Canada is exactly the same. Last week, the Canadian budget was published – a very clear and credible path to getting budget back to balance within three years. One of their officials explained to me that the government felt that there was simply no way the Canadian electorate would vote back in a government that had run up lots of debt.

How did two countries, so socially similar to the UK and with the same monarch, end up with such different political cultures?

The answer lies in late 80s/early 90s – both  Canada and Australia got into big fiscal trouble, and the penny dropped with the electorate at large that government financial problems spell lower living standards for all. The spectacular election in  Canada in 1993 was the most clear example of the electorate imposing order. Since then, politics has become a much more informed electoral debate about how the government makes the numbers add up – allowing the more serious (that is to say, more Redwood, Darling or Cable style politicians) to thrive.

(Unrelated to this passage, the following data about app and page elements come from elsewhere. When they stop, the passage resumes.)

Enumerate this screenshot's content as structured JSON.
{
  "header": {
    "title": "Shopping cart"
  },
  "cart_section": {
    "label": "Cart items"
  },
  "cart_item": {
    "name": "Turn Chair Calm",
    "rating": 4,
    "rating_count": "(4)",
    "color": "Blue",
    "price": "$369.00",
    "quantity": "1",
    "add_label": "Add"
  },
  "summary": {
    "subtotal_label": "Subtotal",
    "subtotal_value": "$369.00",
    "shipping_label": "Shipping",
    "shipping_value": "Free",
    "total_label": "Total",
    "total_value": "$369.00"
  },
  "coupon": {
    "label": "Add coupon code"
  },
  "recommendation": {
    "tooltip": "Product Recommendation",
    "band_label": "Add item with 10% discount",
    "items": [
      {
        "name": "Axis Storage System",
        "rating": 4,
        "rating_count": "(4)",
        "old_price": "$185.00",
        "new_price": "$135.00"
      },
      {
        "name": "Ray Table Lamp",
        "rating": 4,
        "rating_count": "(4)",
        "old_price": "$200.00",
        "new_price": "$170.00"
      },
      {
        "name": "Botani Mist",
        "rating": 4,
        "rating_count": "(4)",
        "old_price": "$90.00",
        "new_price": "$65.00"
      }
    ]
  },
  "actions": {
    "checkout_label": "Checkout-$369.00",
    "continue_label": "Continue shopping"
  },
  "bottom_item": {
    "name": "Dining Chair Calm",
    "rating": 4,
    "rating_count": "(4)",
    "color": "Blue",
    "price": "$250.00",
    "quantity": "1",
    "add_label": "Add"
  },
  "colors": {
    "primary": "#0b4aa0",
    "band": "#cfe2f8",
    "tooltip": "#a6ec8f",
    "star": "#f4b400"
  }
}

I think the UK is now in the process of making that transition. Why? Because we're all starting to realise the price of Brown and the bankers’ hubris – having been told for ten years by a fawning media that, somehow, ever greater debt was simply genius at work and there was nothing to ever worry about.

The public will mistrust the MSM as well as politicians, and both will have to respond. Those MPs who do get this will be those who are likely to emerge in leadership positions over next few years. Financial literacy has not been at a premium in Britain since Black Wednesday, and you can argue that we have all paid the price for that. The terrible disaster to hit Iceland should serve as a reminder that common sense and simple questions have a crucial role to play in politics and economic management.

A sign of the transition in the political culture that I speak about is in this superb piece by Janice Turner yesterday in The Times. Expect much more of this over the coming years.